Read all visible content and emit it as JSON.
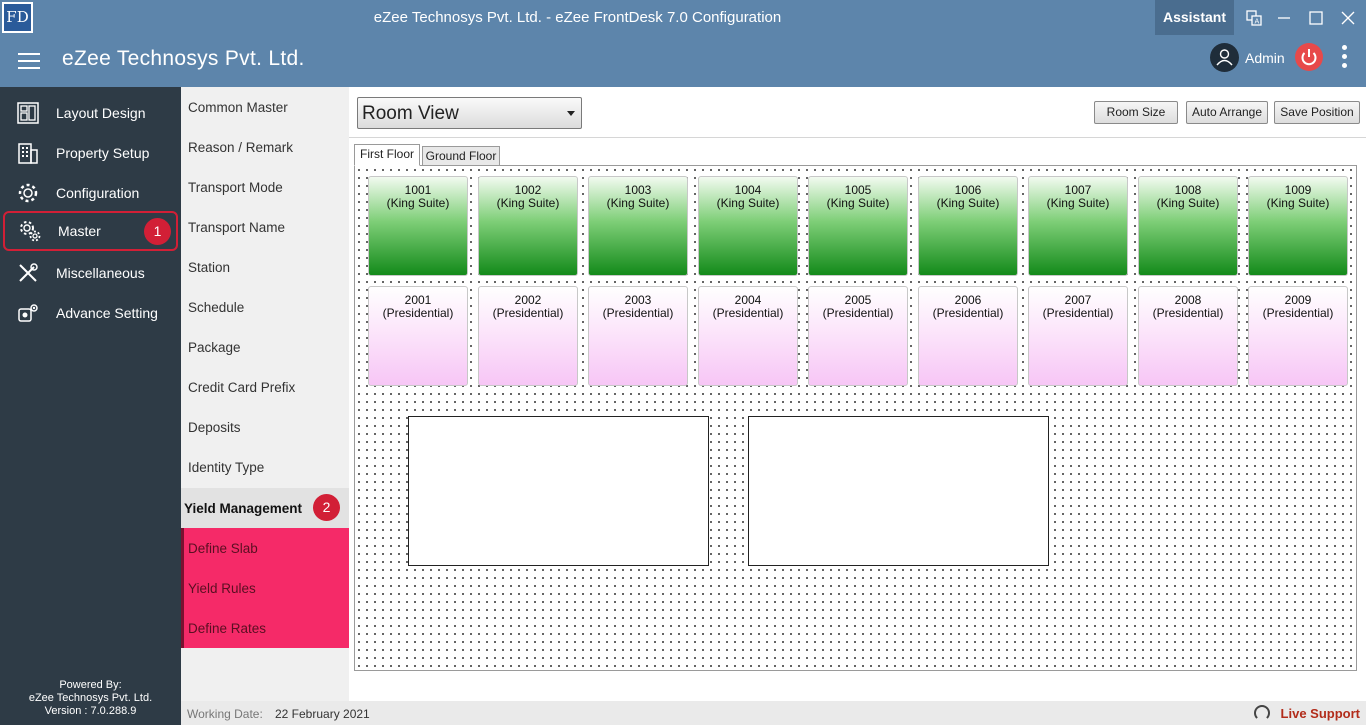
{
  "window": {
    "logo_text": "FD",
    "title": "eZee Technosys Pvt. Ltd. - eZee FrontDesk 7.0 Configuration",
    "assistant_label": "Assistant",
    "controls": [
      "translate-icon",
      "minimize-icon",
      "maximize-icon",
      "close-icon"
    ]
  },
  "header": {
    "company": "eZee Technosys Pvt. Ltd.",
    "user": "Admin"
  },
  "sidebar": {
    "items": [
      {
        "label": "Layout Design",
        "icon": "layout-icon"
      },
      {
        "label": "Property Setup",
        "icon": "building-icon"
      },
      {
        "label": "Configuration",
        "icon": "gear-icon"
      },
      {
        "label": "Master",
        "icon": "master-gear-icon",
        "active": true,
        "step": "1"
      },
      {
        "label": "Miscellaneous",
        "icon": "tools-icon"
      },
      {
        "label": "Advance Setting",
        "icon": "advance-gear-icon"
      }
    ],
    "powered_by": "Powered By:",
    "powered_company": "eZee Technosys Pvt. Ltd.",
    "version": "Version : 7.0.288.9"
  },
  "submenu": {
    "items": [
      "Common Master",
      "Reason / Remark",
      "Transport Mode",
      "Transport Name",
      "Station",
      "Schedule",
      "Package",
      "Credit Card Prefix",
      "Deposits",
      "Identity Type"
    ],
    "group_header": "Yield Management",
    "group_step": "2",
    "group_items": [
      "Define Slab",
      "Yield Rules",
      "Define Rates"
    ]
  },
  "toolbar": {
    "view_select": "Room View",
    "room_size_label": "Room Size",
    "auto_arrange_label": "Auto Arrange",
    "save_position_label": "Save Position"
  },
  "tabs": [
    "First Floor",
    "Ground Floor"
  ],
  "rooms": {
    "row1": [
      {
        "number": "1001",
        "type": "(King Suite)"
      },
      {
        "number": "1002",
        "type": "(King Suite)"
      },
      {
        "number": "1003",
        "type": "(King Suite)"
      },
      {
        "number": "1004",
        "type": "(King Suite)"
      },
      {
        "number": "1005",
        "type": "(King Suite)"
      },
      {
        "number": "1006",
        "type": "(King Suite)"
      },
      {
        "number": "1007",
        "type": "(King Suite)"
      },
      {
        "number": "1008",
        "type": "(King Suite)"
      },
      {
        "number": "1009",
        "type": "(King Suite)"
      }
    ],
    "row2": [
      {
        "number": "2001",
        "type": "(Presidential)"
      },
      {
        "number": "2002",
        "type": "(Presidential)"
      },
      {
        "number": "2003",
        "type": "(Presidential)"
      },
      {
        "number": "2004",
        "type": "(Presidential)"
      },
      {
        "number": "2005",
        "type": "(Presidential)"
      },
      {
        "number": "2006",
        "type": "(Presidential)"
      },
      {
        "number": "2007",
        "type": "(Presidential)"
      },
      {
        "number": "2008",
        "type": "(Presidential)"
      },
      {
        "number": "2009",
        "type": "(Presidential)"
      }
    ]
  },
  "statusbar": {
    "working_date_label": "Working Date:",
    "working_date": "22 February 2021",
    "live_support": "Live Support"
  },
  "colors": {
    "titlebar": "#5d85ab",
    "sidebar": "#2e3b46",
    "accent_red": "#d21f36",
    "pink_menu": "#f52a68",
    "room_green": "#138a1a",
    "room_pink": "#f7c6f6"
  }
}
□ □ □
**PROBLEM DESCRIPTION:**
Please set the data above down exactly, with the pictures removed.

**RESPONSE:**
Read all visible content and emit it as JSON.
{
  "window": {
    "logo_text": "FD",
    "title": "eZee Technosys Pvt. Ltd. - eZee FrontDesk 7.0 Configuration",
    "assistant_label": "Assistant",
    "controls": [
      "translate-icon",
      "minimize-icon",
      "maximize-icon",
      "close-icon"
    ]
  },
  "header": {
    "company": "eZee Technosys Pvt. Ltd.",
    "user": "Admin"
  },
  "sidebar": {
    "items": [
      {
        "label": "Layout Design",
        "icon": "layout-icon"
      },
      {
        "label": "Property Setup",
        "icon": "building-icon"
      },
      {
        "label": "Configuration",
        "icon": "gear-icon"
      },
      {
        "label": "Master",
        "icon": "master-gear-icon",
        "active": true,
        "step": "1"
      },
      {
        "label": "Miscellaneous",
        "icon": "tools-icon"
      },
      {
        "label": "Advance Setting",
        "icon": "advance-gear-icon"
      }
    ],
    "powered_by": "Powered By:",
    "powered_company": "eZee Technosys Pvt. Ltd.",
    "version": "Version : 7.0.288.9"
  },
  "submenu": {
    "items": [
      "Common Master",
      "Reason / Remark",
      "Transport Mode",
      "Transport Name",
      "Station",
      "Schedule",
      "Package",
      "Credit Card Prefix",
      "Deposits",
      "Identity Type"
    ],
    "group_header": "Yield Management",
    "group_step": "2",
    "group_items": [
      "Define Slab",
      "Yield Rules",
      "Define Rates"
    ]
  },
  "toolbar": {
    "view_select": "Room View",
    "room_size_label": "Room Size",
    "auto_arrange_label": "Auto Arrange",
    "save_position_label": "Save Position"
  },
  "tabs": [
    "First Floor",
    "Ground Floor"
  ],
  "rooms": {
    "row1": [
      {
        "number": "1001",
        "type": "(King Suite)"
      },
      {
        "number": "1002",
        "type": "(King Suite)"
      },
      {
        "number": "1003",
        "type": "(King Suite)"
      },
      {
        "number": "1004",
        "type": "(King Suite)"
      },
      {
        "number": "1005",
        "type": "(King Suite)"
      },
      {
        "number": "1006",
        "type": "(King Suite)"
      },
      {
        "number": "1007",
        "type": "(King Suite)"
      },
      {
        "number": "1008",
        "type": "(King Suite)"
      },
      {
        "number": "1009",
        "type": "(King Suite)"
      }
    ],
    "row2": [
      {
        "number": "2001",
        "type": "(Presidential)"
      },
      {
        "number": "2002",
        "type": "(Presidential)"
      },
      {
        "number": "2003",
        "type": "(Presidential)"
      },
      {
        "number": "2004",
        "type": "(Presidential)"
      },
      {
        "number": "2005",
        "type": "(Presidential)"
      },
      {
        "number": "2006",
        "type": "(Presidential)"
      },
      {
        "number": "2007",
        "type": "(Presidential)"
      },
      {
        "number": "2008",
        "type": "(Presidential)"
      },
      {
        "number": "2009",
        "type": "(Presidential)"
      }
    ]
  },
  "statusbar": {
    "working_date_label": "Working Date:",
    "working_date": "22 February 2021",
    "live_support": "Live Support"
  },
  "colors": {
    "titlebar": "#5d85ab",
    "sidebar": "#2e3b46",
    "accent_red": "#d21f36",
    "pink_menu": "#f52a68",
    "room_green": "#138a1a",
    "room_pink": "#f7c6f6"
  }
}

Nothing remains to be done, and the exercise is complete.